WHAT YOU HAVE TO DO – Your task is to repeat the lines below exactly, excluding any pictures they contain.

(Dataset excerpts)
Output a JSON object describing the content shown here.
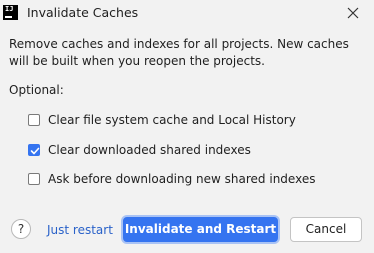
{
  "dialog": {
    "title": "Invalidate Caches",
    "app_icon_text": "IJ",
    "description": "Remove caches and indexes for all projects. New caches will be built when you reopen the projects.",
    "optional_label": "Optional:",
    "options": [
      {
        "label": "Clear file system cache and Local History",
        "checked": false
      },
      {
        "label": "Clear downloaded shared indexes",
        "checked": true
      },
      {
        "label": "Ask before downloading new shared indexes",
        "checked": false
      }
    ],
    "help_label": "?",
    "just_restart_label": "Just restart",
    "primary_button_label": "Invalidate and Restart",
    "cancel_button_label": "Cancel"
  },
  "colors": {
    "accent": "#3574f0",
    "link": "#2a62c9",
    "background": "#f2f2f2"
  },
  "icons": [
    "intellij-app-icon",
    "close-icon",
    "checkmark-icon",
    "help-icon"
  ]
}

WRITTEN RESPONSE –
Output a JSON object describing the content shown here.
{
  "dialog": {
    "title": "Invalidate Caches",
    "app_icon_text": "IJ",
    "description": "Remove caches and indexes for all projects. New caches will be built when you reopen the projects.",
    "optional_label": "Optional:",
    "options": [
      {
        "label": "Clear file system cache and Local History",
        "checked": false
      },
      {
        "label": "Clear downloaded shared indexes",
        "checked": true
      },
      {
        "label": "Ask before downloading new shared indexes",
        "checked": false
      }
    ],
    "help_label": "?",
    "just_restart_label": "Just restart",
    "primary_button_label": "Invalidate and Restart",
    "cancel_button_label": "Cancel"
  },
  "colors": {
    "accent": "#3574f0",
    "link": "#2a62c9",
    "background": "#f2f2f2"
  },
  "icons": [
    "intellij-app-icon",
    "close-icon",
    "checkmark-icon",
    "help-icon"
  ]
}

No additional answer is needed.